→ Material supplied:
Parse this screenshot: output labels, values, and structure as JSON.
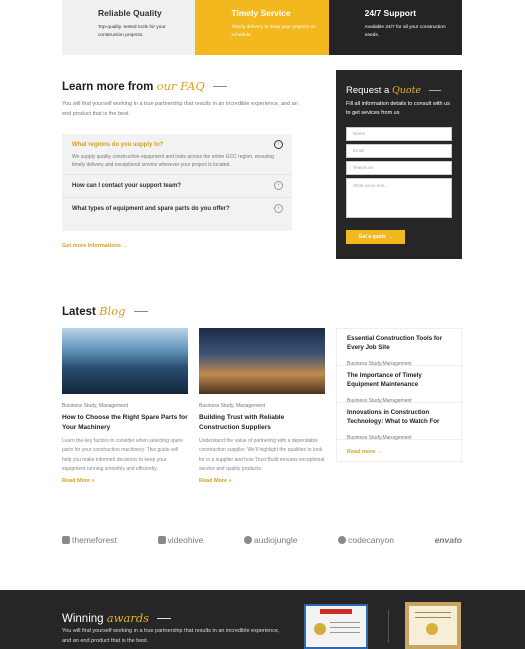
{
  "features": [
    {
      "title": "Reliable Quality",
      "text": "Top-quality, tested tools for your construction projects."
    },
    {
      "title": "Timely Service",
      "text": "Timely delivery to keep your projects on schedule."
    },
    {
      "title": "24/7 Support",
      "text": "Available 24/7 for all your construction needs."
    }
  ],
  "faq": {
    "title": "Learn more from",
    "title_accent": "our FAQ",
    "intro": "You will find yourself working in a true partnership that results in an incredible experience, and an end product that is the best.",
    "items": [
      {
        "question": "What regions do you supply to?",
        "answer": "We supply quality construction equipment and tools across the entire GCC region, ensuring timely delivery and exceptional service wherever your project is located.",
        "open_icon": "↑",
        "closed_icon": ""
      },
      {
        "question": "How can I contact your support team?",
        "answer": ""
      },
      {
        "question": "What types of equipment and spare parts do you offer?",
        "answer": ""
      }
    ],
    "link": "Get more Informations →"
  },
  "quote": {
    "title": "Request a",
    "title_accent": "Quote",
    "text": "Fill all information details to consult with us to get sevices from us",
    "name_placeholder": "Name",
    "email_placeholder": "Email",
    "phone_placeholder": "Telephone",
    "message_placeholder": "Write some text...",
    "button": "Get a quote →"
  },
  "blog": {
    "title": "Latest",
    "title_accent": "Blog",
    "posts": [
      {
        "category": "Business Study, Management",
        "title": "How to Choose the Right Spare Parts for Your Machinery",
        "excerpt": "Learn the key factors to consider when selecting spare parts for your construction machinery. This guide will help you make informed decisions to keep your equipment running smoothly and efficiently.",
        "read_more": "Read More »"
      },
      {
        "category": "Business Study, Management",
        "title": "Building Trust with Reliable Construction Suppliers",
        "excerpt": "Understand the value of partnering with a dependable construction supplier. We'll highlight the qualities to look for in a supplier and how Trust Build ensures exceptional service and quality products.",
        "read_more": "Read More »"
      }
    ],
    "side": [
      {
        "title": "Essential Construction Tools for Every Job Site",
        "category": "Business Study,Management"
      },
      {
        "title": "The Importance of Timely Equipment Maintenance",
        "category": "Business Study,Management"
      },
      {
        "title": "Innovations in Construction Technology: What to Watch For",
        "category": "Business Study,Management"
      }
    ],
    "side_more": "Read more →"
  },
  "logos": [
    "themeforest",
    "videohive",
    "audiojungle",
    "codecanyon",
    "envato"
  ],
  "awards": {
    "title": "Winning",
    "title_accent": "awards",
    "text": "You will find yourself working in a true partnership that results in an incredible experience, and an end product that is the best."
  }
}
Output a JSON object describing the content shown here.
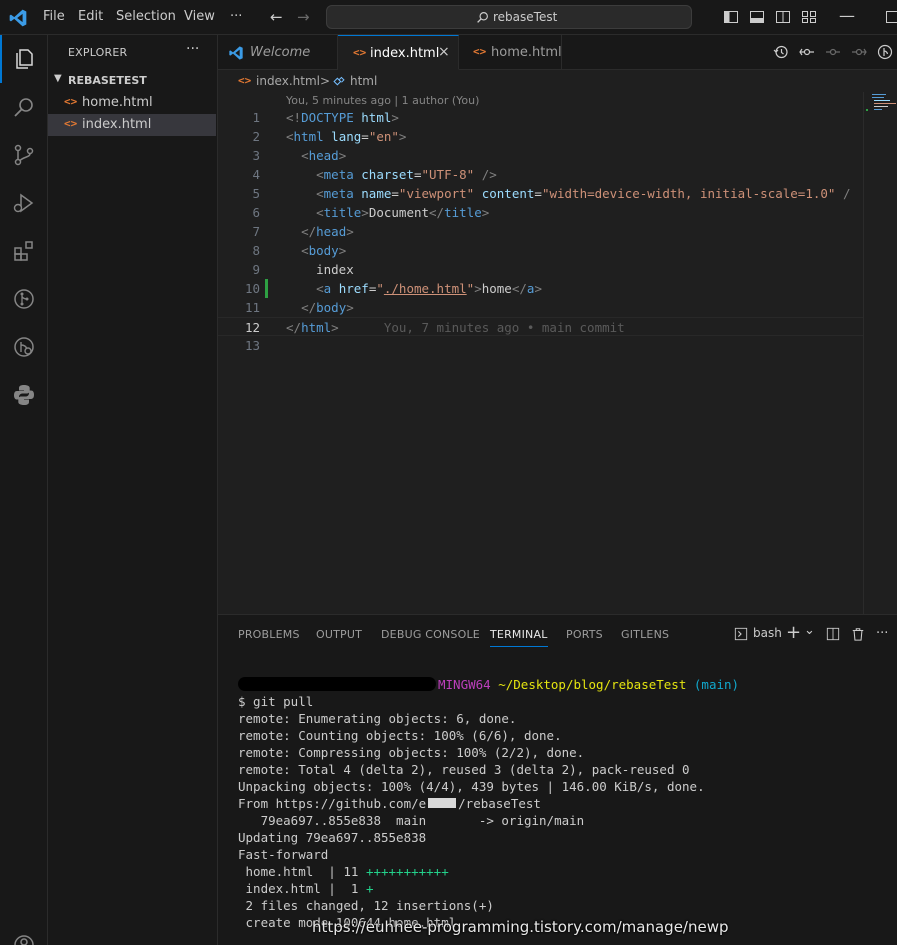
{
  "titlebar": {
    "menus": [
      "File",
      "Edit",
      "Selection",
      "View",
      "···"
    ],
    "search_text": "rebaseTest"
  },
  "activity_bar": {
    "items": [
      "explorer",
      "search",
      "source-control",
      "run-and-debug",
      "extensions",
      "gitlens",
      "remote-explorer",
      "python"
    ]
  },
  "sidebar": {
    "title": "EXPLORER",
    "more": "···",
    "folder": "REBASETEST",
    "files": [
      {
        "icon": "<>",
        "name": "home.html",
        "active": false
      },
      {
        "icon": "<>",
        "name": "index.html",
        "active": true
      }
    ]
  },
  "tabs": [
    {
      "name": "Welcome",
      "icon": "vscode",
      "active": false
    },
    {
      "name": "index.html",
      "icon": "<>",
      "active": true,
      "close": "×"
    },
    {
      "name": "home.html",
      "icon": "<>",
      "active": false
    }
  ],
  "breadcrumb": {
    "file_icon": "<>",
    "file": "index.html",
    "sep": ">",
    "symbol": "html"
  },
  "editor": {
    "blame_header": "You, 5 minutes ago | 1 author (You)",
    "current_line": 12,
    "modified_line": 10,
    "lines": [
      {
        "n": "1",
        "tokens": [
          [
            "pun",
            "<!"
          ],
          [
            "tag",
            "DOCTYPE"
          ],
          [
            "txt",
            " "
          ],
          [
            "att",
            "html"
          ],
          [
            "pun",
            ">"
          ]
        ]
      },
      {
        "n": "2",
        "tokens": [
          [
            "pun",
            "<"
          ],
          [
            "tag",
            "html"
          ],
          [
            "txt",
            " "
          ],
          [
            "att",
            "lang"
          ],
          [
            "txt",
            "="
          ],
          [
            "str",
            "\"en\""
          ],
          [
            "pun",
            ">"
          ]
        ]
      },
      {
        "n": "3",
        "tokens": [
          [
            "txt",
            "  "
          ],
          [
            "pun",
            "<"
          ],
          [
            "tag",
            "head"
          ],
          [
            "pun",
            ">"
          ]
        ]
      },
      {
        "n": "4",
        "tokens": [
          [
            "txt",
            "    "
          ],
          [
            "pun",
            "<"
          ],
          [
            "tag",
            "meta"
          ],
          [
            "txt",
            " "
          ],
          [
            "att",
            "charset"
          ],
          [
            "txt",
            "="
          ],
          [
            "str",
            "\"UTF-8\""
          ],
          [
            "txt",
            " "
          ],
          [
            "pun",
            "/>"
          ]
        ]
      },
      {
        "n": "5",
        "tokens": [
          [
            "txt",
            "    "
          ],
          [
            "pun",
            "<"
          ],
          [
            "tag",
            "meta"
          ],
          [
            "txt",
            " "
          ],
          [
            "att",
            "name"
          ],
          [
            "txt",
            "="
          ],
          [
            "str",
            "\"viewport\""
          ],
          [
            "txt",
            " "
          ],
          [
            "att",
            "content"
          ],
          [
            "txt",
            "="
          ],
          [
            "str",
            "\"width=device-width, initial-scale=1.0\""
          ],
          [
            "txt",
            " "
          ],
          [
            "pun",
            "/"
          ]
        ]
      },
      {
        "n": "6",
        "tokens": [
          [
            "txt",
            "    "
          ],
          [
            "pun",
            "<"
          ],
          [
            "tag",
            "title"
          ],
          [
            "pun",
            ">"
          ],
          [
            "txt",
            "Document"
          ],
          [
            "pun",
            "</"
          ],
          [
            "tag",
            "title"
          ],
          [
            "pun",
            ">"
          ]
        ]
      },
      {
        "n": "7",
        "tokens": [
          [
            "txt",
            "  "
          ],
          [
            "pun",
            "</"
          ],
          [
            "tag",
            "head"
          ],
          [
            "pun",
            ">"
          ]
        ]
      },
      {
        "n": "8",
        "tokens": [
          [
            "txt",
            "  "
          ],
          [
            "pun",
            "<"
          ],
          [
            "tag",
            "body"
          ],
          [
            "pun",
            ">"
          ]
        ]
      },
      {
        "n": "9",
        "tokens": [
          [
            "txt",
            "    index"
          ]
        ]
      },
      {
        "n": "10",
        "tokens": [
          [
            "txt",
            "    "
          ],
          [
            "pun",
            "<"
          ],
          [
            "tag",
            "a"
          ],
          [
            "txt",
            " "
          ],
          [
            "att",
            "href"
          ],
          [
            "txt",
            "="
          ],
          [
            "str",
            "\""
          ],
          [
            "ulink",
            "./home.html"
          ],
          [
            "str",
            "\""
          ],
          [
            "pun",
            ">"
          ],
          [
            "txt",
            "home"
          ],
          [
            "pun",
            "</"
          ],
          [
            "tag",
            "a"
          ],
          [
            "pun",
            ">"
          ]
        ]
      },
      {
        "n": "11",
        "tokens": [
          [
            "txt",
            "  "
          ],
          [
            "pun",
            "</"
          ],
          [
            "tag",
            "body"
          ],
          [
            "pun",
            ">"
          ]
        ]
      },
      {
        "n": "12",
        "tokens": [
          [
            "pun",
            "</"
          ],
          [
            "tag",
            "html"
          ],
          [
            "pun",
            ">"
          ],
          [
            "txt",
            "      "
          ],
          [
            "blame-inline",
            "You, 7 minutes ago • main commit"
          ]
        ]
      },
      {
        "n": "13",
        "tokens": []
      }
    ]
  },
  "panel": {
    "tabs": [
      "PROBLEMS",
      "OUTPUT",
      "DEBUG CONSOLE",
      "TERMINAL",
      "PORTS",
      "GITLENS"
    ],
    "active_tab": "TERMINAL",
    "shell": "bash",
    "actions": [
      "+",
      "⌄",
      "split-icon",
      "trash-icon",
      "···"
    ]
  },
  "terminal": {
    "prompt_host": "MINGW64",
    "prompt_path": "~/Desktop/blog/rebaseTest",
    "prompt_branch": "(main)",
    "command": "$ git pull",
    "output": [
      "remote: Enumerating objects: 6, done.",
      "remote: Counting objects: 100% (6/6), done.",
      "remote: Compressing objects: 100% (2/2), done.",
      "remote: Total 4 (delta 2), reused 3 (delta 2), pack-reused 0",
      "Unpacking objects: 100% (4/4), 439 bytes | 146.00 KiB/s, done."
    ],
    "from_prefix": "From https://github.com/e",
    "from_suffix": "/rebaseTest",
    "range_line": "   79ea697..855e838  main       -> origin/main",
    "updating": "Updating 79ea697..855e838",
    "fast_forward": "Fast-forward",
    "stat1_name": " home.html  | 11 ",
    "stat1_plus": "+++++++++++",
    "stat2_name": " index.html |  1 ",
    "stat2_plus": "+",
    "summary": " 2 files changed, 12 insertions(+)",
    "create_mode": " create mode 100644 home.html"
  },
  "watermark": "https://euhhee-programming.tistory.com/manage/newp",
  "colors": {
    "accent": "#0078d4",
    "editor_bg": "#1f1f1f",
    "chrome_bg": "#181818"
  }
}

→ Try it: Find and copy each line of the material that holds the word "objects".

→ Answer for the task:
      "remote: Enumerating objects: 6, done.",
      "remote: Counting objects: 100% (6/6), done.",
      "remote: Compressing objects: 100% (2/2), done.",
      "Unpacking objects: 100% (4/4), 439 bytes | 146.00 KiB/s, done."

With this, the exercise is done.